I can see the sun! After 12 grey days I am sun-starved. December/January in the lower mainland of Switzerland is often dreary. That’s when it’s good to take a day off and head for the mountains, usually only an hour or more away and soak in the brilliant sun radiating off glistening snow peaks.
Sunday we were in the mountains visiting my Aunt and Uncle in Schiers. Schiers is on the road to Davos where the big wigs of the world meet to discuss global issues (Davos Summit). We didn’t get as much sun as I hoped, but it was a memorable day none the less.

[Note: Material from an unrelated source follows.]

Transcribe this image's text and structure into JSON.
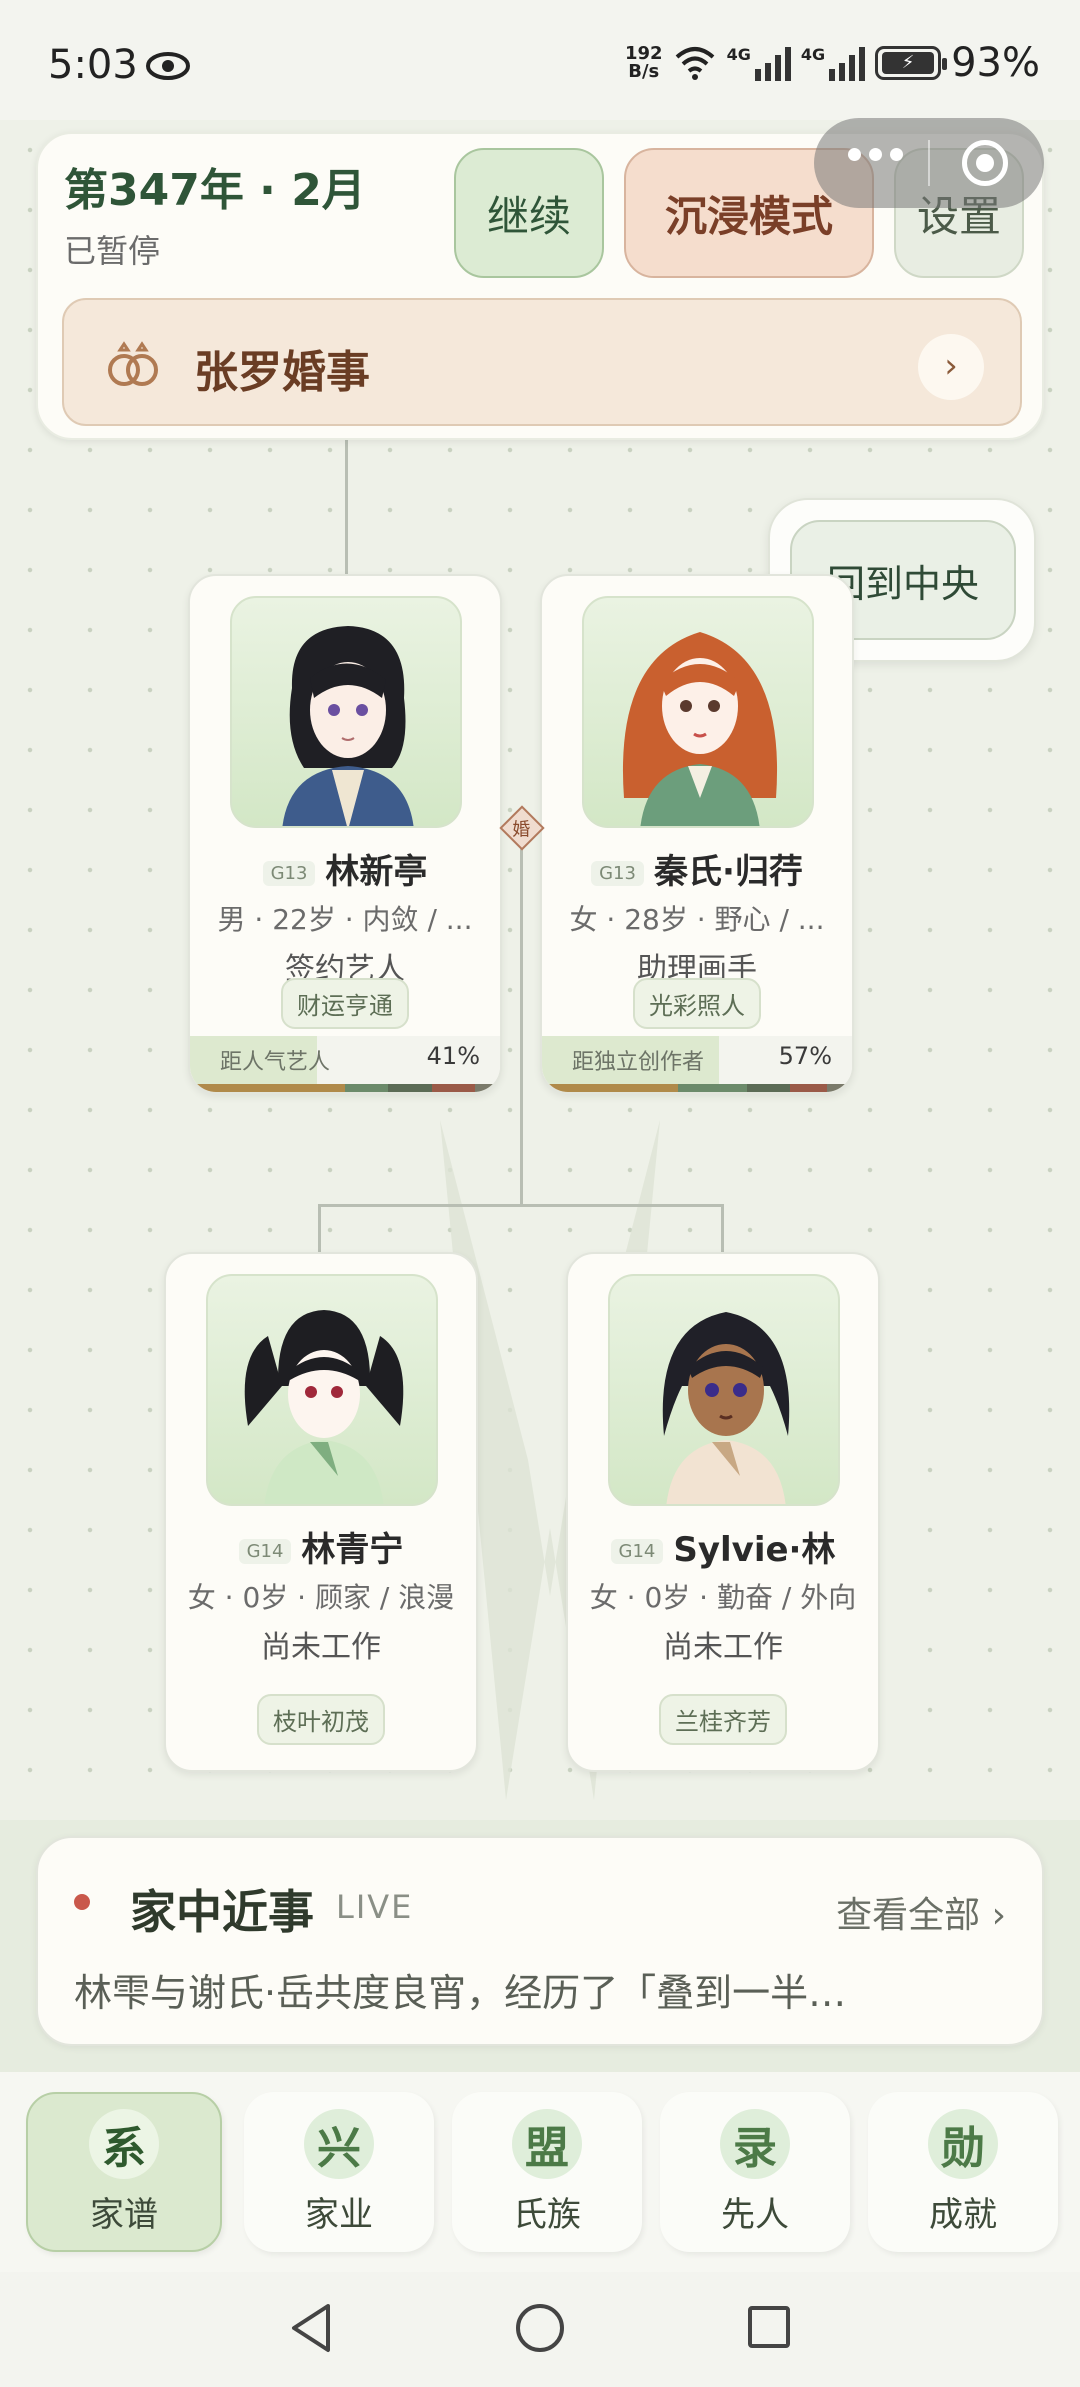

My relatives took us to see the Salginatobel Bridge, built in l929/30 by Swiss civil engineer Robert Maillart. A reinforced concrete arch bridge, it was declared a world monument by the American Society of Civil Engineers due to its design techniques which were advanced for its time. The bridge cost 135,000 Swiss Francs to build and 1.3 million US dollars to repair in l998…the Franc and US$ are almost par now. Read more on this fascinating bridge on Wikipedia.
Spanning a deep chasm, the bridge connects the tiny village of Schuders with the rest of the world. Before the bridge was there, Schuders’ 55 residents were often totally cut off during the winter months. Schuders consists mostly of small scale mountain farmers, some of which open their homes as bed and breakfast to tourists who want to hike and relax in the quiet wild splendor of the Praettigau mountains.
The narrow road to the bridge winds through mountain farm country. For farmers from the Canadian Prairie, it is hard to imagine how anyone can make a living clinging to those hillsides. No Swiss farmer could do it either without heavy subsidies from the government. Many of the barns we saw only hold about ten cows. But what would Switzerland be to tourists without well tended green pastures and the sound of cowbells tinkling in the clear air?
While still farming in Switzerland ourselves, Robert trained agricultural apprentices. One apprentice came from Pusserain, which we passed on the way to the bridge. We found the tiny farm, alone in a stretch between the woods and crags outside the village.
No wonder the poor fellow, just 16 at the time, had a hard time adjusting to life in the flatlands (as we call it). I remember Robert teaching him how to shower, and it just went on from there. I guess you could compare it to taking a boy from a cabin in the Rocky Mountains somewhere far from civilization and putting him on a modern farm in Stony Plain, just outside the city of Edmonton. Culture shock doesn’t just happen from Africa to Canada!